As everyone knows, changing gears in a manual transmission vehicle is not as easy as in an automatic transmission vehicle because it involves discontinuing the engine power flow to the transmission, which is essentially what a clutch is for.
A clutch is a mechanical tool comprised of a high-friction covered disc (a.k.a. a clutch disc) bolted to the flywheel. It is used to temporarily stop the flow of power to the engine without switching it off. This works because of friction between the clutch and flywheel.
Where is the Clutch Pedal?
A manual transmission car has three (3) foot pedals on the floor beneath the steering wheel. The left pedal is the clutch while the right one is the accelerator. In between these foot pedals is the brake pedal.
The Clutch Assembly
Below is a list of parts that make up the clutch assembly:
- Flywheel – directly mounted to the engine crankshaft and turns with the engine’s motion
- Pressure plate – bolted to the flywheel and exerts pressure to the clutch to release tension, enabling the clutch assembly to rotate freely. It also holds the clutch assembly together.
- Clutch disc – located in between the flywheel and pressure plate allowing smooth engagement and disengagement
- Diaphragm spring – reduces pressure being applied to the pressure plate
- Throwout bearing – controls whether or not the pressure plates engage with the clutch disc depending on whether the clutch pedal is pressed or released
How Does a Clutch Work?
When the clutch disc is engaged, the pressure plate attached to the flywheel exerts constant force using the diaphragm springs on the driven plate allowing your vehicle to accelerate.
When the clutch pedal is pressed, the clutch disc disengages from the pressure plate, releasing the clamping pressure.
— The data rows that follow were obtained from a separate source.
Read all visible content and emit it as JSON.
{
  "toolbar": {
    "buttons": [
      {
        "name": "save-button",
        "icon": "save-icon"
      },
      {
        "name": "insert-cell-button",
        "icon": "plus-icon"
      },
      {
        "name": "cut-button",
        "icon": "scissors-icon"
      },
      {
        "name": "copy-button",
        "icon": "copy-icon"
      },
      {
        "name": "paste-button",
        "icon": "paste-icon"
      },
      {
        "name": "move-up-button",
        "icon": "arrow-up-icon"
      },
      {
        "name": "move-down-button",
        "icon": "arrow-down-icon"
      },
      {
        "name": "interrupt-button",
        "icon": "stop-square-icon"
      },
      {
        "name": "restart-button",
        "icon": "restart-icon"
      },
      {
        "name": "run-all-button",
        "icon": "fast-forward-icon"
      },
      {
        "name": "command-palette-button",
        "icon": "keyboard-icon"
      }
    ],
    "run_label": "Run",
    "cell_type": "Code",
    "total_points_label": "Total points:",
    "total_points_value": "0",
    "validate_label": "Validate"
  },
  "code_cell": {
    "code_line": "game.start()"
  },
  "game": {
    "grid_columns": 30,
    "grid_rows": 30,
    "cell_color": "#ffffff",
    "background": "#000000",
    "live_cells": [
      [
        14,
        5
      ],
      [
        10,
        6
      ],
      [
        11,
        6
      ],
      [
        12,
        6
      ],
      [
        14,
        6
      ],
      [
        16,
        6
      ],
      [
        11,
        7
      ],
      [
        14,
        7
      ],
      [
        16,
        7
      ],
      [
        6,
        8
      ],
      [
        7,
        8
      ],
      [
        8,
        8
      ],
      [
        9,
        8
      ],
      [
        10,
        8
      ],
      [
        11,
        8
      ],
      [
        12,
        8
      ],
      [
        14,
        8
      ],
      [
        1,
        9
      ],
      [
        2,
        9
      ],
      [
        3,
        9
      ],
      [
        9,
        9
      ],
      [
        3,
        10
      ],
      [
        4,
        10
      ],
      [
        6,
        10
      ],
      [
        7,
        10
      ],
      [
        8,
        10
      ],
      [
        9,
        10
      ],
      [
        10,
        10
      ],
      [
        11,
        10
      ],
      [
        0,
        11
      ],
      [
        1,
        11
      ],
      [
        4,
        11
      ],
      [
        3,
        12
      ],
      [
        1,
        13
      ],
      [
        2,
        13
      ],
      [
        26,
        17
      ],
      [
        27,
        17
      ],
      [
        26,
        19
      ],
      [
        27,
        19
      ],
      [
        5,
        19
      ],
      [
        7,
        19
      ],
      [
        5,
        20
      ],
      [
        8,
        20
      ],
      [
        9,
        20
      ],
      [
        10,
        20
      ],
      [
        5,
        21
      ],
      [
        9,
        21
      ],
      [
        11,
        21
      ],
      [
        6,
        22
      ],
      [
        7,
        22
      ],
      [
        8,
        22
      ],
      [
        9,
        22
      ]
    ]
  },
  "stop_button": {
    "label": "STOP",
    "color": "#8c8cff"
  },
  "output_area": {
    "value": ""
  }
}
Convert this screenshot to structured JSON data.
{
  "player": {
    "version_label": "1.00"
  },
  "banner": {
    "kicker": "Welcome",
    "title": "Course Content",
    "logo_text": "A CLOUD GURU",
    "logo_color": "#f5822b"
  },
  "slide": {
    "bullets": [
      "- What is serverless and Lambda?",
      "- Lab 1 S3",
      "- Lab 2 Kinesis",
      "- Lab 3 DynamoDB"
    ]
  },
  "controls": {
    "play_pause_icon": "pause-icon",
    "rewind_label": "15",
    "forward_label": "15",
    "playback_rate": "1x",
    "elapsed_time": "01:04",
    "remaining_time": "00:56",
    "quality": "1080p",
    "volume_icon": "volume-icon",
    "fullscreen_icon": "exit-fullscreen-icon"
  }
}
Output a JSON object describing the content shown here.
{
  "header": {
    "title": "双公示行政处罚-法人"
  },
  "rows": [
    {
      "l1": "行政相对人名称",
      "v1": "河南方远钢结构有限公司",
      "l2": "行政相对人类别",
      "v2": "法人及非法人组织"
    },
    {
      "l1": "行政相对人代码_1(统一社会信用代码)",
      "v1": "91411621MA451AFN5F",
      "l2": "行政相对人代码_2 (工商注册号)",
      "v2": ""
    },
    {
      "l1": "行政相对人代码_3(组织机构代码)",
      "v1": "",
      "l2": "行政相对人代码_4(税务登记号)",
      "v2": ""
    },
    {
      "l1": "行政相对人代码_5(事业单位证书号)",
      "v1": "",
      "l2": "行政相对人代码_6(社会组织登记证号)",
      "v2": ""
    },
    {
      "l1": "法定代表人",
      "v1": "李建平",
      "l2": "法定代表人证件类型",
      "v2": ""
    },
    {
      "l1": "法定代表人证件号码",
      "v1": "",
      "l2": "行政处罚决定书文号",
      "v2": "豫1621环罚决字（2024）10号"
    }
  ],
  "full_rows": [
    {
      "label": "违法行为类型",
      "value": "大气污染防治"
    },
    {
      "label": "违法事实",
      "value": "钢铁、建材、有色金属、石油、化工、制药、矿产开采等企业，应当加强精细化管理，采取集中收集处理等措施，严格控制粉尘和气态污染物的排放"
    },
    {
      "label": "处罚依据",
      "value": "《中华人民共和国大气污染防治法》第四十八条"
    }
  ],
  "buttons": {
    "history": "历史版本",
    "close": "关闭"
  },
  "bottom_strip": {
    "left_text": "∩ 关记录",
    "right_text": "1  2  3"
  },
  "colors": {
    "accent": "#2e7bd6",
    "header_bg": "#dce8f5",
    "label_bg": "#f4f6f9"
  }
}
This temporarily disconnects the flow of power to the transmission, enabling you to change gears.
Common clutch problems
- Clutch slips due to worn out friction material of the clutch disc
- Clutch won’t release smoothly which may result in grinding
- Stiff clutch pedal due to sticking or binding in the pedal linkage, cable, cross shaft, or pivot ball
Clutch Replacement Cost
It is best to check your vehicle manufacturer’s recommendation regarding your clutch’s lifespan. But in the event that your clutch gets severely damaged, don’t be surprised to pay a hefty sum for repair because the average clutch replacement cost is $1,000 to $1,500. Some clutch repairs might cost more depending on the vehicle’s year, make, and model.
Fortunately, Auto Parts Warehouse can help you save on clutch replacement because we carry affordable, high-quality car parts. For a replacement clutch kit manufactured according to industry standards, you can visit Auto Parts Warehouse right now: https://bit.ly/2SjHbYk
Maintaining a Healthy Clutch
Although engineered for maximum durability, clutches will wear out overtime. The good news is you can avoid some bad driving habits to extend the life of your vehicle’s clutch:
- Don’t leave your foot on the clutch.
- Slow down in advance when you’re going to have a stop ahead.
- Avoid quick acceleration from a full stop.
- Avoid clutch burn-out during uphill acceleration.
- Avoid using the clutch to break unless absolutely necessary.